What lifts it above simple farce is the underlying commentary of a ruling elite of which Beaumarchais – a self-made man who bought his way into French society – clearly disapproved. His story skewers the arrogance and entitlement of the ’noble’ classes. In particular it deals with the appalling concept of ‘le droit de seigneur’ which entitled a lord the right to claim the first night with any bride in his employ. This is a concept familiar with anyone who has watched Braveheart (it doesn’t end well). Historians now think that le droit de seigneur may never have been practiced and was a conflation of other less dramatic feudal laws. However, at the time, it was controversial enough that the play was banned and was only reinstated following the intervention of Queen Marie Antoinette herself, and then became popular enough for Mozart to have a crack at it.

The other elevating factor is, obviously, Mozart. He seems to have enjoyed the saucy fun of the original play, and firmly underlines the punch lines and shocking revelations to extract maximum humour. But he also can’t help his own talent. Potentially sentimental moments become heart breaking. Anger becomes passion. Sadness becomes profound. Like a master watchmaker, Mozart took apart the existing mechanism and remade every part in pure gold. Now, each tiny cog is beautiful and the gears interlock seamlessly. At several points four or more characters share the stage, each singing a different line but interconnecting perfectly. The loss of any one component would cause the whole to fail.

I am not (yet) qualified to judge this performance against others, but I wasn’t a complete opera virgin. Sure, yeah, I’ve experimented. At home, when no one else was around. Who hasn’t?

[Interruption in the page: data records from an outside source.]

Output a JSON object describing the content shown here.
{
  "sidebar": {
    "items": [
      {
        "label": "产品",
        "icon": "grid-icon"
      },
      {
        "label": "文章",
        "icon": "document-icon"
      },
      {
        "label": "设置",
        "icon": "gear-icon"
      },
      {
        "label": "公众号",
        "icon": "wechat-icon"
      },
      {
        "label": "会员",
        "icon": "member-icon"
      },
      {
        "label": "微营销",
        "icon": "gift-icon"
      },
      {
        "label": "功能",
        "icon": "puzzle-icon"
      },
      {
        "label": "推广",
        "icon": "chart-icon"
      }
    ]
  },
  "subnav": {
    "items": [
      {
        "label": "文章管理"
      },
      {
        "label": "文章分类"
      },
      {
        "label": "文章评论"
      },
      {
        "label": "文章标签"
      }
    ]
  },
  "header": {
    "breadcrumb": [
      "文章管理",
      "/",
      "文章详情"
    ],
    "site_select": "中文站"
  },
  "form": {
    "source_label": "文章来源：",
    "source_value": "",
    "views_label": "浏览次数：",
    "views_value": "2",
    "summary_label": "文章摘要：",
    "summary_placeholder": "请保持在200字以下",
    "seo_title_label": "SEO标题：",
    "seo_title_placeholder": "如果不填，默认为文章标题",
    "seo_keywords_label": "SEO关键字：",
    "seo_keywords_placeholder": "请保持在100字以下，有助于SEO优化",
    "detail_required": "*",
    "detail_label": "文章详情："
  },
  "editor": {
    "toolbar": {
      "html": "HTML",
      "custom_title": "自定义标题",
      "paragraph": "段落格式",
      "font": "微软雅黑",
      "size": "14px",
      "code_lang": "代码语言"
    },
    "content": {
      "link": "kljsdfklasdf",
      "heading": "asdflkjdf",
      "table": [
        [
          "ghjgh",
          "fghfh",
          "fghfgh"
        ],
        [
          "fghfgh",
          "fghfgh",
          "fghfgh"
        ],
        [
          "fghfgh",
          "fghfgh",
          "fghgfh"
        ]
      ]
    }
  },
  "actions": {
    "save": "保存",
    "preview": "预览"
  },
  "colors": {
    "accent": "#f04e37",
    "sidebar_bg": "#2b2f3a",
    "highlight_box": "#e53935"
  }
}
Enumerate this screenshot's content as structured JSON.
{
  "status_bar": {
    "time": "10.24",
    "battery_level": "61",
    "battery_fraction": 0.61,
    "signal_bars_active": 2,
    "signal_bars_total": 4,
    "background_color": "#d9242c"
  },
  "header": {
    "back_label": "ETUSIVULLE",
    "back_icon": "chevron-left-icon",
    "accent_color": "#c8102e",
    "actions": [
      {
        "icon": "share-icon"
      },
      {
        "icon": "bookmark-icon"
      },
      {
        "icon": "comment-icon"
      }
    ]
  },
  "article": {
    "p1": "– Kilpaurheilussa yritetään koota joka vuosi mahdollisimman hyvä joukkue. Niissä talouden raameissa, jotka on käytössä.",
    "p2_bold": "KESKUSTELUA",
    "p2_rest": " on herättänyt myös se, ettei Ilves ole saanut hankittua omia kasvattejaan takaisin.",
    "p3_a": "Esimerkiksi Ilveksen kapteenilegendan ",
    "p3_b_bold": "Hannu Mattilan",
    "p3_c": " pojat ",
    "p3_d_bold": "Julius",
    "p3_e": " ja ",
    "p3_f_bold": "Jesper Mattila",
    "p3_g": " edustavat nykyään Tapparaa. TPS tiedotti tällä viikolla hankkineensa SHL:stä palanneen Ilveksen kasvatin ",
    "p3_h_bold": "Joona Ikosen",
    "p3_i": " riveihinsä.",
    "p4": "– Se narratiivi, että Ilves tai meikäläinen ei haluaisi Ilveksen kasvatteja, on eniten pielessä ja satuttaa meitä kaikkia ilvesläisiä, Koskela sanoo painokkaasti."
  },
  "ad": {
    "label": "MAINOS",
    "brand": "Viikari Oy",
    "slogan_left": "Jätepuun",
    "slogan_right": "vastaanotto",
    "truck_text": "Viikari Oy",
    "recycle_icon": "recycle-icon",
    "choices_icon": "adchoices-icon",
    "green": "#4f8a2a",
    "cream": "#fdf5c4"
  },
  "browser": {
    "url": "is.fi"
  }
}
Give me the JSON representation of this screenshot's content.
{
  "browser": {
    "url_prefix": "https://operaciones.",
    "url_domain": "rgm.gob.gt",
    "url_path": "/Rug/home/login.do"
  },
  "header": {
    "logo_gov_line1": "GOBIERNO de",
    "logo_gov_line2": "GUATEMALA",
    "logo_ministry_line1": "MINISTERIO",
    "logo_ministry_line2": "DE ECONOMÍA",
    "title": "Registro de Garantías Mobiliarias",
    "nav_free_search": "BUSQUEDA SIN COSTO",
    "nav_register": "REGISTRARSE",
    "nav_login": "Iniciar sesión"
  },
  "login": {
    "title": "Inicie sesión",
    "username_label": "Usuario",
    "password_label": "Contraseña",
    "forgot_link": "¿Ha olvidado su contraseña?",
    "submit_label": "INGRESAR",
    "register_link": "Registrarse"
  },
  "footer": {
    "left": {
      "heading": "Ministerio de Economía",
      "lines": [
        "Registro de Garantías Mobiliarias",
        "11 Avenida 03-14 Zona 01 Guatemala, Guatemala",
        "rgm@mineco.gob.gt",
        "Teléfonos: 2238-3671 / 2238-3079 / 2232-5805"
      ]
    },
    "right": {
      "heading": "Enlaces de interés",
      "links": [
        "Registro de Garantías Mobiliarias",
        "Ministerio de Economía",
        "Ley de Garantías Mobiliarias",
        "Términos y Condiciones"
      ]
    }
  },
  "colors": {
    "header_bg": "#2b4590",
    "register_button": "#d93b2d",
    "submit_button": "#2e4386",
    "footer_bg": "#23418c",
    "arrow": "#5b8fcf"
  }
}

I think I’ve done enough fumbling to know that the SNO is bloody good in the sack: Eleanor Dennis, as the exquisite Countess Almaviva, sang about neglected love with such melancholy that it caused a piece of grit to appear in my eye for the duration of her song. Anna Devin, as Susanna, sang so high and with such purity it seemed inhuman. Hanna Hipp, playing the relentlessly horny young rake Cherubino, manages to sing and make sense of being a woman playing boy, pretending to be a woman, but unable to resist groping a chambermaid, while walking across stage on her knees in order to cop a feel off the gardener’s daughter. Donald Maxwell’s drunken gardener Antonio is just the right amount of funny without obscuring the music. The orchestra was magnificent (I wish I’d paid more to sit closer to the pit) and the Teacher and I could feel their strong thrusting power even from the back row of the Theatre Royal. The production design was somehow both minimal and opulent – when the curtain rose to reveal the opening scene of wheat sheaves being gathered at dusk, it was like looking at a Constable canvas in 3D.

These were my highlights but the entire production impressed. Perhaps it was the foreplay – the most familiar tune in the piece was the flirty overture at the start, played before the curtain even goes up. It gave me such expectation that when the scene was revealed I was really in the mood. Like a lot of peoples’ first time it was uncomfortable, too hot, and a lot of the time I had no idea what was going on but at last I’ve finally done it. I was an opera virgin, but Mozart and the SNO made a man out of me.

The Marriage Of Figaro is touring now:

  • 27-29 Oct       Aberdeen
  • 1-5th Nov       Inverness
  • 9-19th Nov    Edinburgh
  • 5-7th Jan       Newcastle